**What you have to do**
Your task is to copy each line of the records that includes the string "JSON".

**Given records**
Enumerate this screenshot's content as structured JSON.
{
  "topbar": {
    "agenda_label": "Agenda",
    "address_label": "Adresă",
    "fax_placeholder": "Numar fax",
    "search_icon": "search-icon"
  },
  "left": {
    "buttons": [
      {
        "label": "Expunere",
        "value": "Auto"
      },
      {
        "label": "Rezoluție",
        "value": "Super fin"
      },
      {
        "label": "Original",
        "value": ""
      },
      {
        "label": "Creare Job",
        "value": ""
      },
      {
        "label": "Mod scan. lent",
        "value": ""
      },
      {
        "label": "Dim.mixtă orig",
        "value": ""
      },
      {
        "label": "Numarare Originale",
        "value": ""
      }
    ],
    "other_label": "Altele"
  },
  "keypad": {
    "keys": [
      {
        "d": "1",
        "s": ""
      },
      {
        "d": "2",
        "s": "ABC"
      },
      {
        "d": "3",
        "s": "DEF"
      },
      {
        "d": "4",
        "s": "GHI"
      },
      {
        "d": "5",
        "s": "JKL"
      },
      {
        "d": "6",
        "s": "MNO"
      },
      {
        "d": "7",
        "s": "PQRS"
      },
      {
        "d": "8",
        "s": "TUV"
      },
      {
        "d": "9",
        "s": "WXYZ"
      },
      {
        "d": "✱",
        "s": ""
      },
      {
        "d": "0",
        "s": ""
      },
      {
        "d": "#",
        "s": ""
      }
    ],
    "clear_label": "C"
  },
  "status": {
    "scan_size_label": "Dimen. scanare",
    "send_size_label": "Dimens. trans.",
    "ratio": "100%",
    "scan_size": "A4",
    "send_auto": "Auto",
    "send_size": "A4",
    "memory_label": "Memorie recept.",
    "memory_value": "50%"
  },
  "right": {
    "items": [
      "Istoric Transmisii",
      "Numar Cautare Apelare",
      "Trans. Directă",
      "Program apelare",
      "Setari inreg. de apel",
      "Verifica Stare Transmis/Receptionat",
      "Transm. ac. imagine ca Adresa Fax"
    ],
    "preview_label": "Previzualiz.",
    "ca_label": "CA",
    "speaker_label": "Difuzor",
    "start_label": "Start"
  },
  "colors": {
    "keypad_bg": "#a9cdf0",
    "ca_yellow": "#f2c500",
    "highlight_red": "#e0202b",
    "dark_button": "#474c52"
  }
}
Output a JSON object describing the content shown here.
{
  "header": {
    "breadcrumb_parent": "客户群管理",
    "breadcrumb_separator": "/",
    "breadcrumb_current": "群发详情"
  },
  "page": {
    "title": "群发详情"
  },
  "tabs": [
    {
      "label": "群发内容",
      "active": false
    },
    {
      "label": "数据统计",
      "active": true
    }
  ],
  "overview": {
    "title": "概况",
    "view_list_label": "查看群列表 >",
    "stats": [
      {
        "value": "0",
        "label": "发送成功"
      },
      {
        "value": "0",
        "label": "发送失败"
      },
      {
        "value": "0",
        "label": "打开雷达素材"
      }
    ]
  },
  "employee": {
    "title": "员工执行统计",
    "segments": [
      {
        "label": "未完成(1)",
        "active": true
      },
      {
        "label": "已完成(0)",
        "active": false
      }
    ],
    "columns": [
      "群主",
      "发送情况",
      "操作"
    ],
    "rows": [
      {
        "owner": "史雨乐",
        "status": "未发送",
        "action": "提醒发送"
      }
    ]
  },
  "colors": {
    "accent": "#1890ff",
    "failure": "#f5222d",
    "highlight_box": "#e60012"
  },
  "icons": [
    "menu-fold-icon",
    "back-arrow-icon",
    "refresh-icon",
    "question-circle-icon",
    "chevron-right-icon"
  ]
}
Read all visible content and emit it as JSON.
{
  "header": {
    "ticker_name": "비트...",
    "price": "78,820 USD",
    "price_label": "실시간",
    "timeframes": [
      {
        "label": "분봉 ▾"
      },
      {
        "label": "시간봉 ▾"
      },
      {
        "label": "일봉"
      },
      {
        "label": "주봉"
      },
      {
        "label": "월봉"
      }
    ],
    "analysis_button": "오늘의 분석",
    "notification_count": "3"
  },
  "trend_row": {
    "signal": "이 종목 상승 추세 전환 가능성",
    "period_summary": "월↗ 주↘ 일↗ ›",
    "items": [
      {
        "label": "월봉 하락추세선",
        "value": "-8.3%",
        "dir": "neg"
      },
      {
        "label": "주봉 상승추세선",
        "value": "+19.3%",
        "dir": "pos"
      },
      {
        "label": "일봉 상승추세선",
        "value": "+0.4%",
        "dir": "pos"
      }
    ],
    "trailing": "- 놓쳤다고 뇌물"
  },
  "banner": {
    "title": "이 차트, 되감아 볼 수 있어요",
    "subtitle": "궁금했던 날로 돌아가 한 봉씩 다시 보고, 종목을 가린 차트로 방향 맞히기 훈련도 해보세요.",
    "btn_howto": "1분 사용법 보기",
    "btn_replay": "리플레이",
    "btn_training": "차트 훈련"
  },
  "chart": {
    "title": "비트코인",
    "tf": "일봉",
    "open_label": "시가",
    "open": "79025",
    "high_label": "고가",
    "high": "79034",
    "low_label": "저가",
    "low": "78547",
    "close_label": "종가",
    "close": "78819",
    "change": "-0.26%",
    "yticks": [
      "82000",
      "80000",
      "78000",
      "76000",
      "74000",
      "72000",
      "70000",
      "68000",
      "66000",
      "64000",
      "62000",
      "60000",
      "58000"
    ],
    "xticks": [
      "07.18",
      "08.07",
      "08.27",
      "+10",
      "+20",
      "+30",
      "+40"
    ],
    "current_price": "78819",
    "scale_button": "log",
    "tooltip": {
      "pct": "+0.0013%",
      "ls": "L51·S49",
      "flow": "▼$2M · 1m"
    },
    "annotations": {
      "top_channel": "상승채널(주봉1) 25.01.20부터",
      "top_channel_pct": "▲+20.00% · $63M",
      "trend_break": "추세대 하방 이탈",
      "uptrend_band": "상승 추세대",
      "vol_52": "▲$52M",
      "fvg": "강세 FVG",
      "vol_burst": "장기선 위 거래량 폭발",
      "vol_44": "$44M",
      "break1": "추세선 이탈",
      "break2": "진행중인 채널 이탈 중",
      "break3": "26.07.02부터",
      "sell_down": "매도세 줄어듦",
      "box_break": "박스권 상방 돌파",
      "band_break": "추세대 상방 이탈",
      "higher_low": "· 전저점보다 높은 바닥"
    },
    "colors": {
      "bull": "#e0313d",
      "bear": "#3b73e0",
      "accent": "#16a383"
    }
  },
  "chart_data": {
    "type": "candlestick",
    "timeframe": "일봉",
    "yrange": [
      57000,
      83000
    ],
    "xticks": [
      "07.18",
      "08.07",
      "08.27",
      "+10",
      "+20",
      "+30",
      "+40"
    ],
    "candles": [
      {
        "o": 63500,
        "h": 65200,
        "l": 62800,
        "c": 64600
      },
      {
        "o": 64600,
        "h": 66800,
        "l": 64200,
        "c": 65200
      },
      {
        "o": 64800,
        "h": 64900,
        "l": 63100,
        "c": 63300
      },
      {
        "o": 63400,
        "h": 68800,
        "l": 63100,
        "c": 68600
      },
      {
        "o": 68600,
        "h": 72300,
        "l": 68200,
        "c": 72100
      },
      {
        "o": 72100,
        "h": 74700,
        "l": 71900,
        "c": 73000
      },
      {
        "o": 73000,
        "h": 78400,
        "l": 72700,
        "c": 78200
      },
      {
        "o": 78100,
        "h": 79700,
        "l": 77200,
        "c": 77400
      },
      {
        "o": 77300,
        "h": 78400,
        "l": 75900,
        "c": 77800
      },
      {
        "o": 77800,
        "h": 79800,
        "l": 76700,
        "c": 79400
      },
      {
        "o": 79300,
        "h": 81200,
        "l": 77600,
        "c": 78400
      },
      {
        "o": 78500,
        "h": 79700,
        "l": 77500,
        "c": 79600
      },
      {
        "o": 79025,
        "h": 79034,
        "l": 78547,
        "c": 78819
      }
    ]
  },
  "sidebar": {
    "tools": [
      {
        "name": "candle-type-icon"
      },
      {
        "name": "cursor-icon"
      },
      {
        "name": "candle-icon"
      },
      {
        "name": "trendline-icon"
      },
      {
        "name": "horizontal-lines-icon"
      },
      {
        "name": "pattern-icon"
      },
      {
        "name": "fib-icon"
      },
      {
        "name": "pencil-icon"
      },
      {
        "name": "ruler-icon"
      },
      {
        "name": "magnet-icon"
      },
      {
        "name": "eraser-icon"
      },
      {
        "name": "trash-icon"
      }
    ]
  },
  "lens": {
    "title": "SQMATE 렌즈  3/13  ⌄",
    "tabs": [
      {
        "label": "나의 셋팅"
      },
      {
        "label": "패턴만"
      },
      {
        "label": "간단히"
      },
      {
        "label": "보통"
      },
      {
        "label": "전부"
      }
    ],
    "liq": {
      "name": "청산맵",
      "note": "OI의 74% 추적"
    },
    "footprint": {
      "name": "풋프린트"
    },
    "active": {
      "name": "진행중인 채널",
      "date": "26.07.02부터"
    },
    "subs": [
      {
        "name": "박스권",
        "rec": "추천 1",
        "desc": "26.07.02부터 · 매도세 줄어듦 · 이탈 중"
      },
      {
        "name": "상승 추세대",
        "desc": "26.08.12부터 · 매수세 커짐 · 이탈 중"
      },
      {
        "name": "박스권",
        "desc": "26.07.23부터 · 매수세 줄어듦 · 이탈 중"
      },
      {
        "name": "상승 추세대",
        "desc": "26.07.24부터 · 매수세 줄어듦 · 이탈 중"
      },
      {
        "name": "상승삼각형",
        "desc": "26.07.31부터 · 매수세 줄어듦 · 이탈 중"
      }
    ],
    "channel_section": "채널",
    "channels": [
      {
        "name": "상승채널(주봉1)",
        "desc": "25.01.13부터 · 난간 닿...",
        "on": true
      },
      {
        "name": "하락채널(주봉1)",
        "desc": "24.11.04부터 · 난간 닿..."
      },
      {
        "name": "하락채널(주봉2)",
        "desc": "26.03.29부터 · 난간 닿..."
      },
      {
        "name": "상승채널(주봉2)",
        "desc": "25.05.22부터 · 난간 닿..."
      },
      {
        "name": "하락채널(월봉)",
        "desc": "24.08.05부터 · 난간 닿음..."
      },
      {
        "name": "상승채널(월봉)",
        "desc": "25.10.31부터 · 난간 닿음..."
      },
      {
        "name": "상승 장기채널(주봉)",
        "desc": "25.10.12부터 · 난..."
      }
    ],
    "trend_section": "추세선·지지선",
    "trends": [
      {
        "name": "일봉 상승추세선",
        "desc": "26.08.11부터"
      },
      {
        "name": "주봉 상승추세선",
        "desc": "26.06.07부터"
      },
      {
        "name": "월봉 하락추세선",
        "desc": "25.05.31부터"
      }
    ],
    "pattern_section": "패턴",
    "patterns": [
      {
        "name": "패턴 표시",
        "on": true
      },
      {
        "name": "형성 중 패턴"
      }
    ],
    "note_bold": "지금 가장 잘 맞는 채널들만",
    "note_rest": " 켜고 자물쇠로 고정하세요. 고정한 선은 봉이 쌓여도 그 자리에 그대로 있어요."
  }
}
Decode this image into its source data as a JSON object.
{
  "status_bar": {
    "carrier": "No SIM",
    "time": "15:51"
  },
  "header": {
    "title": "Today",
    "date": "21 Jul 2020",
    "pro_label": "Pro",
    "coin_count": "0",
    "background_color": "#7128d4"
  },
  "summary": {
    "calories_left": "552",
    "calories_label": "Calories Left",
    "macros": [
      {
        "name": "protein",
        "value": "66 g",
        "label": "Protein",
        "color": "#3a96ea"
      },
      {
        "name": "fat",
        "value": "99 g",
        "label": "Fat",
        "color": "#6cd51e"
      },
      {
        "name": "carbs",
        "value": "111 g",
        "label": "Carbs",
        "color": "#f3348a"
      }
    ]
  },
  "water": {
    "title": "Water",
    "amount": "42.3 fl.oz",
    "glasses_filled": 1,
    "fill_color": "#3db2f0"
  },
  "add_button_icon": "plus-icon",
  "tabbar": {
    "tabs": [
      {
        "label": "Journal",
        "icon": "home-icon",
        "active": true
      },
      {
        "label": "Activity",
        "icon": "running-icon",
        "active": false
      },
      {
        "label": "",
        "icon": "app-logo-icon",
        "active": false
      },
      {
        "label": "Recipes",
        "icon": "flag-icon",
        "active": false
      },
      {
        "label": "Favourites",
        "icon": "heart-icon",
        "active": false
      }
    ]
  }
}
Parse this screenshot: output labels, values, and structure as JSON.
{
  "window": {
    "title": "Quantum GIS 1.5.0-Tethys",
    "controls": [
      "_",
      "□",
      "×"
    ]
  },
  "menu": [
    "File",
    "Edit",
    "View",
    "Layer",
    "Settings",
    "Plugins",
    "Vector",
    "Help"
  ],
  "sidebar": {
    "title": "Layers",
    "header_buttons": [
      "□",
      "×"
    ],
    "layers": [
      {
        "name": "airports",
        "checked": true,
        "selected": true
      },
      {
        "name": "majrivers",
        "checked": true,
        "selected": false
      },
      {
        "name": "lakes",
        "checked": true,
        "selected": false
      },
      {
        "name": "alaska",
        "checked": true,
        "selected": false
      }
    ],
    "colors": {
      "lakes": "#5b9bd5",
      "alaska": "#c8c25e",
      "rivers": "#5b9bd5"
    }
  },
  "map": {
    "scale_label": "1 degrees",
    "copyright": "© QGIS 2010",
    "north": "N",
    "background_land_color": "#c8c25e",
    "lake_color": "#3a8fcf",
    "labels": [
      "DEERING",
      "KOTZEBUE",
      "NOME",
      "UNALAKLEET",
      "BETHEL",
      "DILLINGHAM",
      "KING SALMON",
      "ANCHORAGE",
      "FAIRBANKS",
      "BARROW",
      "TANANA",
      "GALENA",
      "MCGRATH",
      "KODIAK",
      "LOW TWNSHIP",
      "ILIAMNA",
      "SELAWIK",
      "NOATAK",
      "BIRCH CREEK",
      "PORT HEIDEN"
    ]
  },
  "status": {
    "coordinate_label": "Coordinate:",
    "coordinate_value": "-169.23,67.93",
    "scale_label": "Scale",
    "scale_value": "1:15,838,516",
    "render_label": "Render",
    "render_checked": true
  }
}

**Reply**
Enumerate this screenshot's content as structured JSON.
Output a JSON object describing the content shown here.
Read all visible content and emit it as JSON.
Decode this image into its source data as a JSON object.
Parse this screenshot: output labels, values, and structure as JSON.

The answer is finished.